(Beginning of DATASET ENTRIES)

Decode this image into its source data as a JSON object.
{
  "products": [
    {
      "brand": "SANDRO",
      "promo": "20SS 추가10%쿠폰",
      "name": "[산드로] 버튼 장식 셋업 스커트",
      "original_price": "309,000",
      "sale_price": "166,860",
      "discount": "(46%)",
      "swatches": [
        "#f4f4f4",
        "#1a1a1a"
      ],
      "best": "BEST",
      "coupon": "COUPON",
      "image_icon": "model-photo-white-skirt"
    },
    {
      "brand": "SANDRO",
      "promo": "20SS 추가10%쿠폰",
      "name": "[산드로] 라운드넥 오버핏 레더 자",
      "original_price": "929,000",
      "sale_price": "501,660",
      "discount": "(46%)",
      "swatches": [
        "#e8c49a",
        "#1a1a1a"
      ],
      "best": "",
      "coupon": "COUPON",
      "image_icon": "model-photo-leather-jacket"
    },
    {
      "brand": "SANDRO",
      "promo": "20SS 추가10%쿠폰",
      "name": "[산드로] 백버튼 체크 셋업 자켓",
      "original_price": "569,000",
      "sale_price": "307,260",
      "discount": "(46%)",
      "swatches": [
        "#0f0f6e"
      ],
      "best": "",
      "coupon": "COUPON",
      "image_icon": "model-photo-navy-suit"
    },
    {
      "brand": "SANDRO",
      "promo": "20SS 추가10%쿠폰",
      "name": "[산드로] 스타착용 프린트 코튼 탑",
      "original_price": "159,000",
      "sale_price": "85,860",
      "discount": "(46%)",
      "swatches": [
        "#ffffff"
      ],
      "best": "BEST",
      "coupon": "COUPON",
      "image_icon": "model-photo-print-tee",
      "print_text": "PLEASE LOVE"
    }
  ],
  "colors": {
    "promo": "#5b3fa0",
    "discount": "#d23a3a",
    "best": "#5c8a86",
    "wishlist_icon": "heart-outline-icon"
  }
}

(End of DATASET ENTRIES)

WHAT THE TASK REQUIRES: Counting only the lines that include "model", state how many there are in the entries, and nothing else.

EXPECTED ANSWER: 4